THE PROBLEM:
Strip out the pictures and output each remaining line of the data word for word.

Items from an interface collection:
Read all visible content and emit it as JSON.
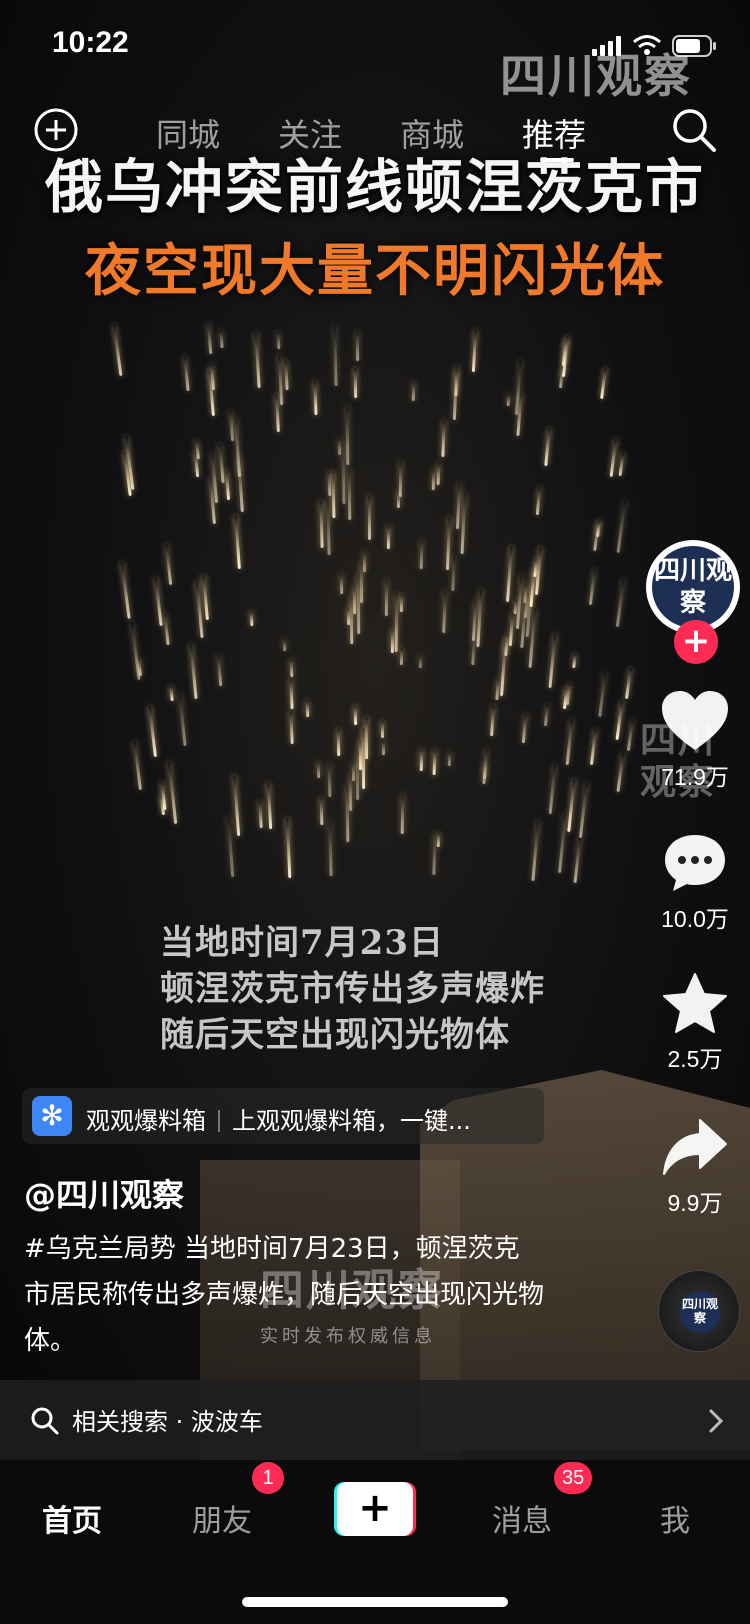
{
  "status_bar": {
    "time": "10:22"
  },
  "watermark": {
    "text": "四川观察"
  },
  "top_nav": {
    "tabs": [
      {
        "label": "同城",
        "active": false
      },
      {
        "label": "关注",
        "active": false
      },
      {
        "label": "商城",
        "active": false
      },
      {
        "label": "推荐",
        "active": true
      }
    ]
  },
  "video": {
    "headline": "俄乌冲突前线顿涅茨克市",
    "subheadline": "夜空现大量不明闪光体",
    "caption_lines": [
      "当地时间7月23日",
      "顿涅茨克市传出多声爆炸",
      "随后天空出现闪光物体"
    ],
    "logo_text": "四川观察",
    "bottom_banner": "实时发布权威信息",
    "accent_color": "#f07a2a"
  },
  "rail": {
    "avatar_text": "四川观察",
    "follow_label": "+",
    "likes": "71.9万",
    "comments": "10.0万",
    "favorites": "2.5万",
    "shares": "9.9万",
    "disc_text": "四川观察"
  },
  "tag_pill": {
    "source": "观观爆料箱",
    "text": "上观观爆料箱，一键..."
  },
  "post": {
    "author": "@四川观察",
    "description": "#乌克兰局势 当地时间7月23日，顿涅茨克市居民称传出多声爆炸，随后天空出现闪光物体。"
  },
  "related_search": {
    "label": "相关搜索 · 波波车"
  },
  "tab_bar": {
    "items": [
      {
        "label": "首页",
        "active": true
      },
      {
        "label": "朋友",
        "badge": "1"
      },
      {
        "label": "消息",
        "badge": "35"
      },
      {
        "label": "我"
      }
    ],
    "create_label": "+"
  },
  "colors": {
    "brand_red": "#fe2c55",
    "brand_cyan": "#25f4ee",
    "tag_blue": "#3e86f5"
  }
}
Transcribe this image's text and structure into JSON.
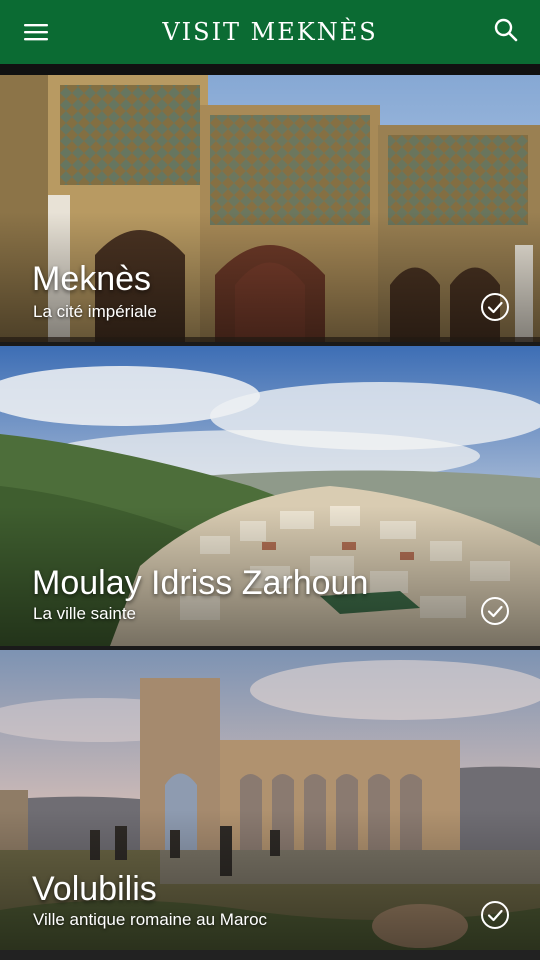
{
  "app_bar": {
    "title": "VISIT MEKNÈS",
    "menu_icon": "hamburger-menu-icon",
    "search_icon": "search-icon",
    "color": "#0b6b33"
  },
  "destinations": [
    {
      "title": "Meknès",
      "subtitle": "La cité impériale",
      "status_icon": "check-circle-icon"
    },
    {
      "title": "Moulay Idriss Zarhoun",
      "subtitle": "La ville sainte",
      "status_icon": "check-circle-icon"
    },
    {
      "title": "Volubilis",
      "subtitle": "Ville antique romaine au Maroc",
      "status_icon": "check-circle-icon"
    }
  ]
}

REPLY:
Read all visible content and emit it as JSON.
{
  "status_bar": {
    "time": "10:22"
  },
  "watermark": {
    "text": "四川观察"
  },
  "top_nav": {
    "tabs": [
      {
        "label": "同城",
        "active": false
      },
      {
        "label": "关注",
        "active": false
      },
      {
        "label": "商城",
        "active": false
      },
      {
        "label": "推荐",
        "active": true
      }
    ]
  },
  "video": {
    "headline": "俄乌冲突前线顿涅茨克市",
    "subheadline": "夜空现大量不明闪光体",
    "caption_lines": [
      "当地时间7月23日",
      "顿涅茨克市传出多声爆炸",
      "随后天空出现闪光物体"
    ],
    "logo_text": "四川观察",
    "bottom_banner": "实时发布权威信息",
    "accent_color": "#f07a2a"
  },
  "rail": {
    "avatar_text": "四川观察",
    "follow_label": "+",
    "likes": "71.9万",
    "comments": "10.0万",
    "favorites": "2.5万",
    "shares": "9.9万",
    "disc_text": "四川观察"
  },
  "tag_pill": {
    "source": "观观爆料箱",
    "text": "上观观爆料箱，一键..."
  },
  "post": {
    "author": "@四川观察",
    "description": "#乌克兰局势 当地时间7月23日，顿涅茨克市居民称传出多声爆炸，随后天空出现闪光物体。"
  },
  "related_search": {
    "label": "相关搜索 · 波波车"
  },
  "tab_bar": {
    "items": [
      {
        "label": "首页",
        "active": true
      },
      {
        "label": "朋友",
        "badge": "1"
      },
      {
        "label": "消息",
        "badge": "35"
      },
      {
        "label": "我"
      }
    ],
    "create_label": "+"
  },
  "colors": {
    "brand_red": "#fe2c55",
    "brand_cyan": "#25f4ee",
    "tag_blue": "#3e86f5"
  }
}
Transcribe this image's text and structure into JSON.
{
  "app_bar": {
    "title": "VISIT MEKNÈS",
    "menu_icon": "hamburger-menu-icon",
    "search_icon": "search-icon",
    "color": "#0b6b33"
  },
  "destinations": [
    {
      "title": "Meknès",
      "subtitle": "La cité impériale",
      "status_icon": "check-circle-icon"
    },
    {
      "title": "Moulay Idriss Zarhoun",
      "subtitle": "La ville sainte",
      "status_icon": "check-circle-icon"
    },
    {
      "title": "Volubilis",
      "subtitle": "Ville antique romaine au Maroc",
      "status_icon": "check-circle-icon"
    }
  ]
}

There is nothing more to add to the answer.